Last Updated: July 12, 2018
Finally, a local sushi bar that doesn’t have a pretentious Japanese name. If the name Southpaw sounds familiar to you, you’ve probably seen the film with Jake Gyllenhaal as a left handed boxing champion because that’s exactly what inspired it.
As the name suggests, they’re certainly not the run-of-the-mill Omakase bar because they offer whisky and bourbon pairings with their dishes, aside from the usual sake that most of us are accustomed to having with Japanese cuisine.
Owner Roy Ng is a whisky connoisseur who collects all sorts of limited edition bottles so you can rest assure that you’ll be getting quality shots to go with your sashimi and sushi.
Cosily tucked along Cavan Road, the bar with only twelve seats isn’t the largest of spaces but it’s without a doubt, one of the more comfortable food establishments I’ve been to recently.
The compact space also happens to make for a far more intimate setting, which I’m sure most of us will enjoy every once in awhile.
Here at Southpaw, diners can choose from three main sets of Omakase which are priced at $68++, $98++ and $138++ respectively.
Helmed by Chef Kenny Khoo who has had more than seven years of experience with Japanese cuisine, we were treated to the $98++ set that came with a total of seven different dishes prepared in front of us.
For starters, we had the Canadian Rock Oyster that was incredibly smooth and filled with creamy goodness. This was paired with The Ten No.3 (+$9 per shot), a single malt whiskey that is recommended to be poured into the shell itself and drunk straight out of it.
The smokiness of the whisky combined with the brininess of the oyster was really something else.
As yet another appetiser, we had the Carpaccio that consisted of thinly sliced salmon topped off with red and black caviar, bonito flakes and a handful of spring onion.
Since this was already doused in soya sauce, truffle oil and a sprinkle of rock salt, no extra condiments were needed.
Following that, we had the Sashimi Platter which was made up of Tuna with Sauce, Sweet Shrimp, Tuna Belly, Kanpachi and Scallop.
Each cut of sashimi was undeniably fresh and paired so well with the hand-grated wasabi paste and shoyu sauce on the side.
Next, we had the Assorted Sushi (7pcs) and were delighted to find that every piece of sushi rice held nicely and didn’t fall off easily as most do.
The Hamachi came with hand-grated wasabi paste accompanied by soya sauce and served to whet our appetites as we waited for more from the sushi selection.
Seasoned with rock salt and drizzled over with lemon, the Ika sushi was the second pick for the night. The squid itself was fresh with a smooth texture and wasn’t rubbery at all which made it rather enjoyable to have.
The Japanese Artshell was one of our favourites as it had a chewy texture that went especially well with the wasabi paste underneath.
Seared lightly, the White Tuna boasted a delicious charred taste that is further enhanced by several marinades, including soya sauce, olive oil and chilli powder.

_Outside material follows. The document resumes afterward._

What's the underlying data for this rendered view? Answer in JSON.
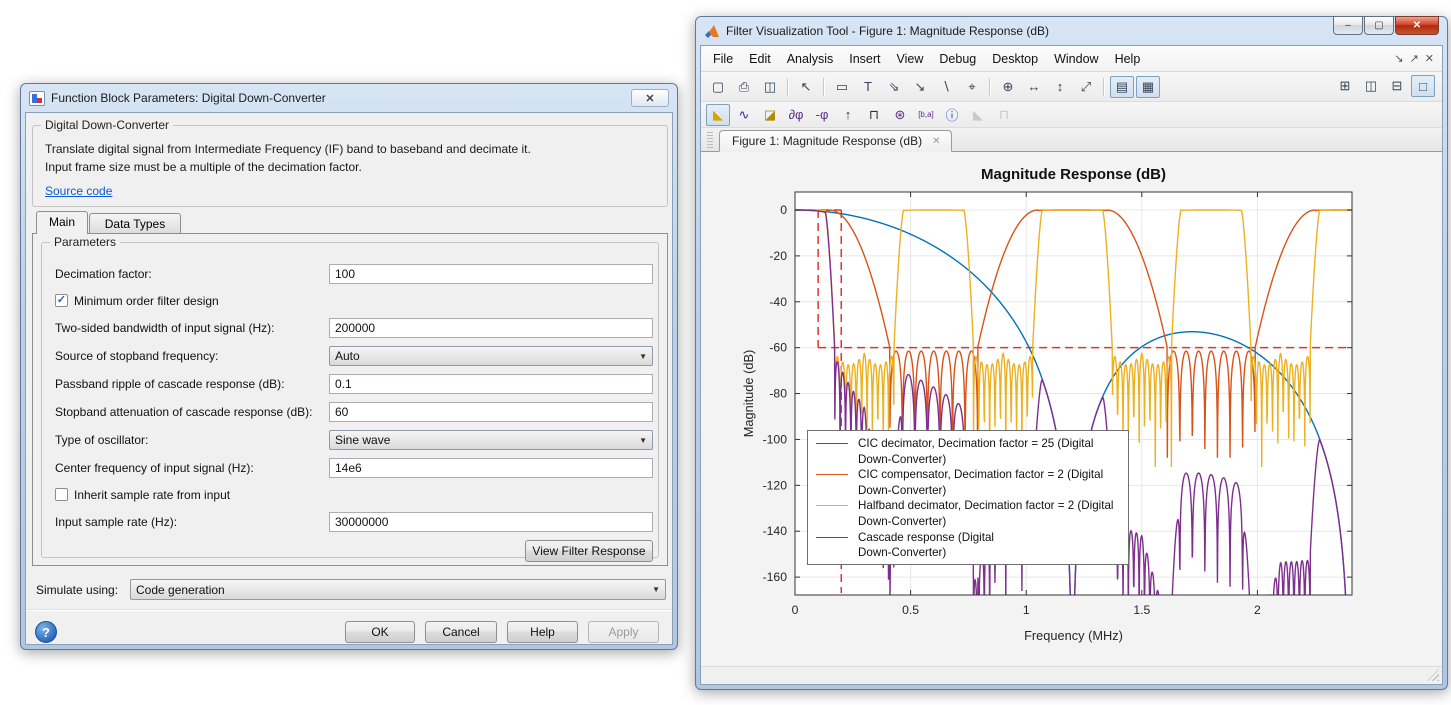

For that, I would say that the amalgamation of different flavours in the fish is truly commendable.
Salmon will always be a popular pick among diners so naturally, we couldn’t fault this sushi combination.
What sets this apart from the typical salmon sushi though, is the chef’s use of sesame sauce topped with a good amount of bonito flakes to enhance its flavour instead of just the usual soya sauce.
Last but not least, we had the Sword Fish with Foie Gras sushi. This melt-in-your-mouth combination was pretty ingenious as the torched liver was practically oozing with juices that coated the rice perfectly.
Next up, we had the Temaki or Maki Roll. While this was nothing out of the ordinary compared to the other sushi renditions, the final burst of umami from the tobiko really ended the sushi segment of the meal nicely.
After having all that raw food, a piping hot bowl of Miso Soup will be just what you need. Once you down this robust broth with fresh clams, you’ll definitely be able to cleanse your palate and get rid of the fishiness!
To end off on a sweet note, we were also given a dessert as the final part of our Omakase meal. Imported straight from Japan, the Matcha Ice Cream with Azuki Beans is indeed the sort of treat that you can’t go wrong with.
As Southpaw doesn’t offer lunch services, those intending to dine in should head over to the cosy restaurant-bar during dinner time!
You’d be surprised by how well its sushi and whiskey pairings are curated — who knows, you might even ditch sake after this.
Expected Damage: $68 – $138++ per pax